/---

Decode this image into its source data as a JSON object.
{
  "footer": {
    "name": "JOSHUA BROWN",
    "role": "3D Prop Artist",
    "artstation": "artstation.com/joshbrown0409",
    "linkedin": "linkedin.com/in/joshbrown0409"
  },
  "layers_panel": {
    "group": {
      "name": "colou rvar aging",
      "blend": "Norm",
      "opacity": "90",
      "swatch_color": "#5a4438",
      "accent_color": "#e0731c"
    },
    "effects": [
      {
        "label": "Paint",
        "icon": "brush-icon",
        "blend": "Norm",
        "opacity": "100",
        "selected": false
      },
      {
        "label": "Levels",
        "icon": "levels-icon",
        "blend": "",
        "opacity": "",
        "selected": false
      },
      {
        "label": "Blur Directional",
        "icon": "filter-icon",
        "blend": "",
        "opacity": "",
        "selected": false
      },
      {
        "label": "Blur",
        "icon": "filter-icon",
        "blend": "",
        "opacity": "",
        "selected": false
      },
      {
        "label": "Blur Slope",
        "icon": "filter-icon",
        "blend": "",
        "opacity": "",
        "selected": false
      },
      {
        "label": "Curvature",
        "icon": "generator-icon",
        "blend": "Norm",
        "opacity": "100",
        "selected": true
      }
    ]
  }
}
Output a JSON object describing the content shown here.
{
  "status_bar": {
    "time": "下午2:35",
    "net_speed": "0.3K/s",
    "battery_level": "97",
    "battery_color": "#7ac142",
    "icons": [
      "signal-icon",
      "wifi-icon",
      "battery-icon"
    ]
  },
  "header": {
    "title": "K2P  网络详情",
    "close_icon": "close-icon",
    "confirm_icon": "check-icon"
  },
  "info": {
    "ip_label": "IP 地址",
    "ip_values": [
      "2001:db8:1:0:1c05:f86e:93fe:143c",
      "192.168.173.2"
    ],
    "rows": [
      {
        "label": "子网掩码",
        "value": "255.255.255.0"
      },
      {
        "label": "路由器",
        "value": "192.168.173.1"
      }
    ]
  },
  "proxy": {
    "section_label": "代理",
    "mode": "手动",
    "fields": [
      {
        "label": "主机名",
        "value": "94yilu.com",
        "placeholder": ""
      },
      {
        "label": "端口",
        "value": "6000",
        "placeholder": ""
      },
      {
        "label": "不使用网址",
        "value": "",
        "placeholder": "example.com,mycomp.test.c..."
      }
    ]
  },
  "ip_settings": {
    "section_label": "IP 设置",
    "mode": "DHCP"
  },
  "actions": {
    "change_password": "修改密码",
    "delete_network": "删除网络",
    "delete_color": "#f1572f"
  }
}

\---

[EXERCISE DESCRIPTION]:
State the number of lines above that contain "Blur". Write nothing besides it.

[SOLUTION FOR THIS TASK]:
3